 06/11/2012, 9:14 amRalf27Posts: 2779Users Quote:Original from inq: Hm, what is that supposed to look like? The way I imagine it, two ellipses meet, which can never be brought congruent. Do you "fill" that with the weld? What about bending? You bend the part that you need (I also count bending here, sometimes kinking) and then weld it in between. greeting inq Well, the cuts have to be made the same on both pipes, otherwise it really doesn't fit together. Only the twisting of the pipes is different. -- http://www.alternativencomputerclub.de.vu[- Answers - Quoting - Direct link -]
 06/11/2012, 9:16 amRalf27Posts: 2779Users Quote:Original from inq: Icke again. Do that in a 3D program and then measure it with the functions you have there (or print out the views and measure it out analogously). Simply push two tubes together, it can't be that difficult ... inq It's good. In which 3D program? What could you take there? I can also simply push two pipes together in MaxonCinema (I haven't done it yet, so for this purpose), but I guess I won't get anywhere. Seriously now, that's harder than it looks later. -- http://www.alternativencomputerclub.de.vu[- Answers - Quoting - Direct link -]

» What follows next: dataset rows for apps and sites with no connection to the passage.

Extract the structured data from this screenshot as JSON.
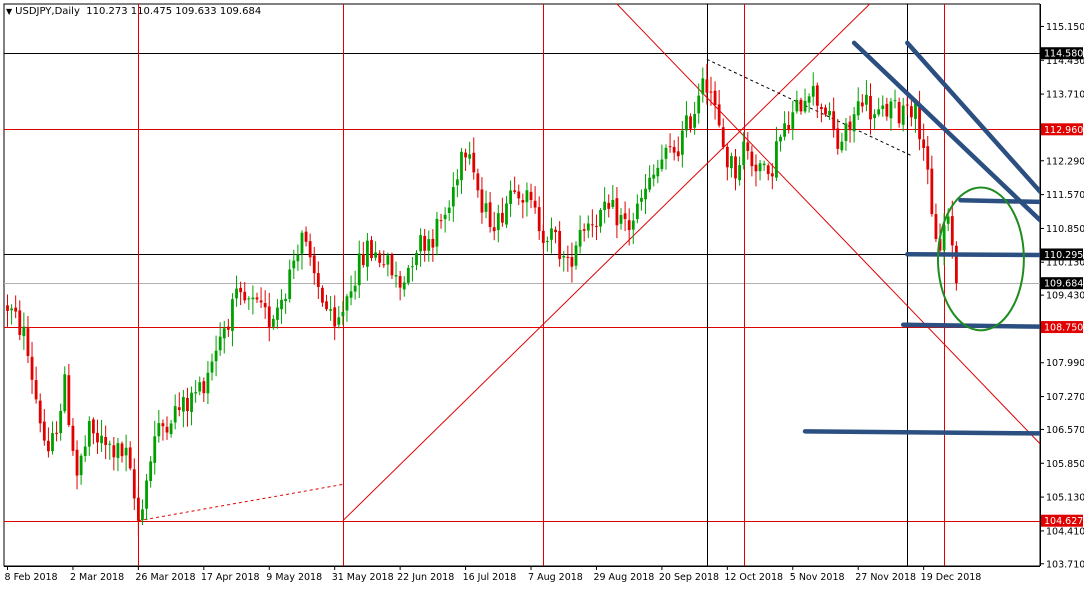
{
  "header": {
    "symbol": "USDJPY,Daily",
    "ohlc": "110.273 110.475 109.633 109.684"
  },
  "colors": {
    "background": "#ffffff",
    "bull": "#00a000",
    "bear": "#e00000",
    "grid_red": "#e00000",
    "grid_black": "#000000",
    "trend_blue": "#2a4f80",
    "circle_green": "#1e8c1e",
    "label_red": "#e00000",
    "label_black": "#000000"
  },
  "chart_data": {
    "type": "candlestick",
    "symbol": "USDJPY",
    "timeframe": "Daily",
    "ylim": [
      103.62,
      115.66
    ],
    "y_ticks": [
      "115.150",
      "114.430",
      "113.710",
      "112.290",
      "111.570",
      "110.850",
      "110.130",
      "109.430",
      "107.990",
      "107.270",
      "106.570",
      "105.850",
      "105.130",
      "104.410",
      "103.710"
    ],
    "x_ticks": [
      "8 Feb 2018",
      "2 Mar 2018",
      "26 Mar 2018",
      "17 Apr 2018",
      "9 May 2018",
      "31 May 2018",
      "22 Jun 2018",
      "16 Jul 2018",
      "7 Aug 2018",
      "29 Aug 2018",
      "20 Sep 2018",
      "12 Oct 2018",
      "5 Nov 2018",
      "27 Nov 2018",
      "19 Dec 2018"
    ],
    "price_labels": [
      {
        "text": "114.580",
        "value": 114.58,
        "style": "black"
      },
      {
        "text": "112.960",
        "value": 112.96,
        "style": "red"
      },
      {
        "text": "110.295",
        "value": 110.295,
        "style": "black"
      },
      {
        "text": "109.684",
        "value": 109.684,
        "style": "black"
      },
      {
        "text": "108.750",
        "value": 108.75,
        "style": "red"
      },
      {
        "text": "104.627",
        "value": 104.627,
        "style": "red"
      }
    ],
    "horizontal_levels": [
      {
        "value": 114.58,
        "color": "black"
      },
      {
        "value": 112.96,
        "color": "red"
      },
      {
        "value": 110.295,
        "color": "black"
      },
      {
        "value": 109.684,
        "color": "gray"
      },
      {
        "value": 108.75,
        "color": "red"
      },
      {
        "value": 104.627,
        "color": "red"
      }
    ],
    "vertical_markers": [
      {
        "bar": 32,
        "color": "red"
      },
      {
        "bar": 82,
        "color": "red"
      },
      {
        "bar": 131,
        "color": "red"
      },
      {
        "bar": 171,
        "color": "black"
      },
      {
        "bar": 180,
        "color": "red"
      },
      {
        "bar": 220,
        "color": "black"
      },
      {
        "bar": 229,
        "color": "red"
      }
    ],
    "bars": {
      "count": 233,
      "first_open": 109.2,
      "last_close": 109.684,
      "anchors": [
        [
          0,
          109.2
        ],
        [
          4,
          108.6
        ],
        [
          10,
          105.9
        ],
        [
          14,
          107.5
        ],
        [
          17,
          105.6
        ],
        [
          20,
          106.5
        ],
        [
          24,
          106.2
        ],
        [
          29,
          106.0
        ],
        [
          32,
          104.63
        ],
        [
          36,
          106.4
        ],
        [
          40,
          106.9
        ],
        [
          44,
          107.1
        ],
        [
          48,
          107.6
        ],
        [
          52,
          108.6
        ],
        [
          56,
          109.3
        ],
        [
          60,
          109.2
        ],
        [
          64,
          108.9
        ],
        [
          68,
          109.6
        ],
        [
          72,
          110.8
        ],
        [
          74,
          110.0
        ],
        [
          77,
          109.4
        ],
        [
          80,
          108.6
        ],
        [
          84,
          109.7
        ],
        [
          88,
          110.4
        ],
        [
          92,
          110.2
        ],
        [
          96,
          109.6
        ],
        [
          100,
          110.5
        ],
        [
          104,
          110.7
        ],
        [
          108,
          111.3
        ],
        [
          111,
          112.5
        ],
        [
          113,
          112.7
        ],
        [
          116,
          111.2
        ],
        [
          120,
          111.0
        ],
        [
          124,
          111.9
        ],
        [
          128,
          111.3
        ],
        [
          131,
          110.8
        ],
        [
          134,
          110.6
        ],
        [
          137,
          110.0
        ],
        [
          140,
          110.9
        ],
        [
          144,
          111.1
        ],
        [
          148,
          111.2
        ],
        [
          152,
          110.9
        ],
        [
          156,
          111.6
        ],
        [
          160,
          112.3
        ],
        [
          164,
          112.6
        ],
        [
          168,
          113.4
        ],
        [
          170,
          114.2
        ],
        [
          172,
          113.8
        ],
        [
          174,
          112.9
        ],
        [
          176,
          112.3
        ],
        [
          178,
          112.1
        ],
        [
          180,
          112.6
        ],
        [
          182,
          112.3
        ],
        [
          184,
          112.2
        ],
        [
          186,
          111.8
        ],
        [
          188,
          112.6
        ],
        [
          192,
          113.2
        ],
        [
          196,
          113.9
        ],
        [
          198,
          113.6
        ],
        [
          200,
          113.4
        ],
        [
          203,
          112.6
        ],
        [
          206,
          113.0
        ],
        [
          209,
          113.7
        ],
        [
          212,
          113.2
        ],
        [
          216,
          113.4
        ],
        [
          218,
          113.3
        ],
        [
          220,
          113.6
        ],
        [
          222,
          113.3
        ],
        [
          224,
          112.7
        ],
        [
          226,
          111.0
        ],
        [
          228,
          110.5
        ],
        [
          230,
          111.2
        ],
        [
          232,
          109.684
        ]
      ]
    },
    "trendlines": [
      {
        "color": "red",
        "from": {
          "bar": 32,
          "value": 104.627
        },
        "to": {
          "bar": 82,
          "value": 105.4
        },
        "dashed": true
      },
      {
        "color": "red",
        "from": {
          "bar": 82,
          "value": 104.627
        },
        "to": {
          "bar": 214,
          "value": 115.9
        },
        "dashed": false
      },
      {
        "color": "red",
        "from": {
          "bar": 146,
          "value": 115.9
        },
        "to": {
          "bar": 262,
          "value": 105.4
        },
        "dashed": false
      },
      {
        "color": "black",
        "from": {
          "bar": 171,
          "value": 114.45
        },
        "to": {
          "bar": 221,
          "value": 112.4
        },
        "dashed": true
      }
    ],
    "drawn_blue_lines": [
      {
        "from": {
          "bar": 207,
          "value": 114.8
        },
        "to": {
          "bar": 260,
          "value": 110.4
        }
      },
      {
        "from": {
          "bar": 220,
          "value": 114.8
        },
        "to": {
          "bar": 260,
          "value": 110.9
        }
      },
      {
        "from": {
          "bar": 233,
          "value": 111.45
        },
        "to": {
          "bar": 260,
          "value": 111.4
        }
      },
      {
        "from": {
          "bar": 220,
          "value": 110.3
        },
        "to": {
          "bar": 258,
          "value": 110.28
        }
      },
      {
        "from": {
          "bar": 219,
          "value": 108.8
        },
        "to": {
          "bar": 259,
          "value": 108.75
        }
      },
      {
        "from": {
          "bar": 195,
          "value": 106.53
        },
        "to": {
          "bar": 259,
          "value": 106.48
        }
      }
    ],
    "ellipse": {
      "center_bar": 238,
      "center_value": 110.2,
      "bar_radius": 10.5,
      "value_radius": 1.52
    },
    "grid": false,
    "legend": "none"
  }
}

 06/11/2012, 9:23 amRalf27Posts: 2779Users Quote:Original from zecke23: yes, a program is of great help here. the railing must have been designed by someone, according to which corresponding plans must / should be available ... you can also determine the angle with a simple triangle calculation ... In my opinion, the easiest / fastest would be to work with a protractor ... Well, I would like to do that with a program, because unfortunately I get this problem again and again (rarely). Well, the railing is mine too. There are also plans for this, that's no problem. The only problem is that there is no plan for the handrail, because I want to do this. Only the handrail connects the individual railing parts and only through this connection there is a correct hold. That with the protractor on site at the construction site is a good idea, I've already tried that (on another project), but it turned out to be so that I worked on the angle, length and twist with the Angle grinder worked on. This is a long tinkering that costs time and unfortunately can lead to problems even with finished staircases (flying sparks, dirt, etc.) -- http://www.alternativencomputerclub.de.vu[- Answers - Quoting - Direct link -]
 06/11/2012, 9:29 amRalf27Posts: 2779Users Quote:Original from hjoerg: Practitioner: Digital spirit level Chop saw Measure the angle and twist, clamp in the same way in a chop saw (stainless steel blade) and weld. I have the tools for that, that's less of a problem.Quote:Pickling, passivation, polishing ... done. You have to be careful, because if you polish at the end you will damage the surface of the stainless steel again, or the protective surface will be damaged. If you still have a "fat finger" on it, then there can be problems. It can take a few days for the protective surface to form again without doing anything. There could be problems (seldom, really seldom), but unfortunately it has happened before. It is a long and interesting topic, but a different one. -- http://www.alternativencomputerclub.de.vu[- Answers - Quoting - Direct link -]